There are so many different aspects to health.
We hear daily about eating right and exercising, but health also involves our social connections and interactions. With more people living alone or separate from extended family and friends, it is critical that we are as diligent about our social well being, as we are about our physical well being.
July is Social Wellness Month and it reminds us that we need to reach out to others and build stronger social ties with family and friends. Click to tweet
Social Wellness encourages us to develop better communications with those around us including the ability to share our feelings and needs. It involves respecting yourself and others and developing a solid social support system.
Social Wellness takes planning and effort to carve out time for those activities as they may not happen naturally in today’s hectic world. We know from our research that socially isolated people are more susceptible to illness and have a death rate two to three times higher than those who are not socially isolated. However, people who maintain their social network and support systems do better under stress and are physically and mentally healthier. They even achieve higher grade point averages.
I believe that one of the reasons that on-line social networking has taken off is because of our need to be connected. It is easy to admire the number of friends listed on your FB page, but true social wellness, also means that you carry out full conversations and not just read status updates or click the occasional ‘LIKE’. I like to think of these on-lines connections as appetizers that prepare the way for full and meaningful relationships. They should make it easier for us to pick up the phone or invite our friends to dinner.
Beverly’s Hot Tips For Building Resiliency During Social Wellness Month:
- Reconnect with old friends, or reach out and try to develop new friendships. Are you letting yourself be open enough to allow others to approach you?
- Spend time really listening to other people. Find out what is important to them. What issues are they facing? Listening to someone else is one of the best things that we can do for them and it allows us to keep our own issues and challenges in perspective.
- Take the Social Assessment Quiz below to discover which areas you might need to work on.
What is the one thing that you can do this month to plump up your social wellness, on your road to a healthier you? Click to tweet
Social Wellness Assessment

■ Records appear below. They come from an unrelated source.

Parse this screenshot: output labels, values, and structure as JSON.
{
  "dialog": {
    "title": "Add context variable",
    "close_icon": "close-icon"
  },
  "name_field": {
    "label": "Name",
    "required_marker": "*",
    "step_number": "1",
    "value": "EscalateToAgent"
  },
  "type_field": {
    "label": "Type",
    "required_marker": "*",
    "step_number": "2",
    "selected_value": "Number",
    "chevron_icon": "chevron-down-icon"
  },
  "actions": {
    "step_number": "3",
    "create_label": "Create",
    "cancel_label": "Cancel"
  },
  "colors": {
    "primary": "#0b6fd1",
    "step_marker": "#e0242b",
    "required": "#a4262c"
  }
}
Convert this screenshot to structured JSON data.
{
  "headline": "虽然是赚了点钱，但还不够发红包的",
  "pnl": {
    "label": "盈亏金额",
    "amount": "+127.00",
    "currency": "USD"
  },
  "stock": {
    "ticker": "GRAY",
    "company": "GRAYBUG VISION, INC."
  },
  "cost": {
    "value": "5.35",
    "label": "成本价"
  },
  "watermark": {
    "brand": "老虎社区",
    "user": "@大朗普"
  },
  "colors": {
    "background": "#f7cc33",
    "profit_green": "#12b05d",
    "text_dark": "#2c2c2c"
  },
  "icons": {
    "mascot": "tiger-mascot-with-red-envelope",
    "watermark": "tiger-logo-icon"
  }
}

The social dimension of wellness involves developing, nourishing and encouraging satisfying relationships. Read each statement carefully and respond honestly by using the following scoring:
Almost always = 2 points Sometimes/occasionally = 1 point Very seldom = 0 points
_____ 1. I contribute time and/or money to social and community projects.
_____ 2. I am committed to a lifetime of volunteerism.
_____ 3. I exhibit fairness and justice in dealing with people.
_____ 4. I have a network of close friends and/or family.
_____ 5. I am interested in others, including those from different backgrounds than my own.
_____ 6. I am able to balance my own needs with the needs of others.
_____ 7. I am able to communicate with and get along with a wide variety of people.
_____ 8. I obey the laws and rules of our society.
_____ 9. I am a compassionate person and try to help others when I can.
_____ 10. I support and help with family, neighborhood, and work social gatherings.
Score: 15 to 20 Points –
Excellent strength in this dimension.
Score: 9 to 14 Points –
There is room for improvement. Look again at the items in which you scored 1 or 0. What changes can you make to improve your score?
Score: 0 to 8 Points –
This dimension needs a lot of work. Look again at this dimension and challenge yourself to begin making small steps toward growth here. Remember: The goal is balanced wellness.
Adapted From http://www.definitionofwellness.com
If you have some strategies to share – comment on this posting!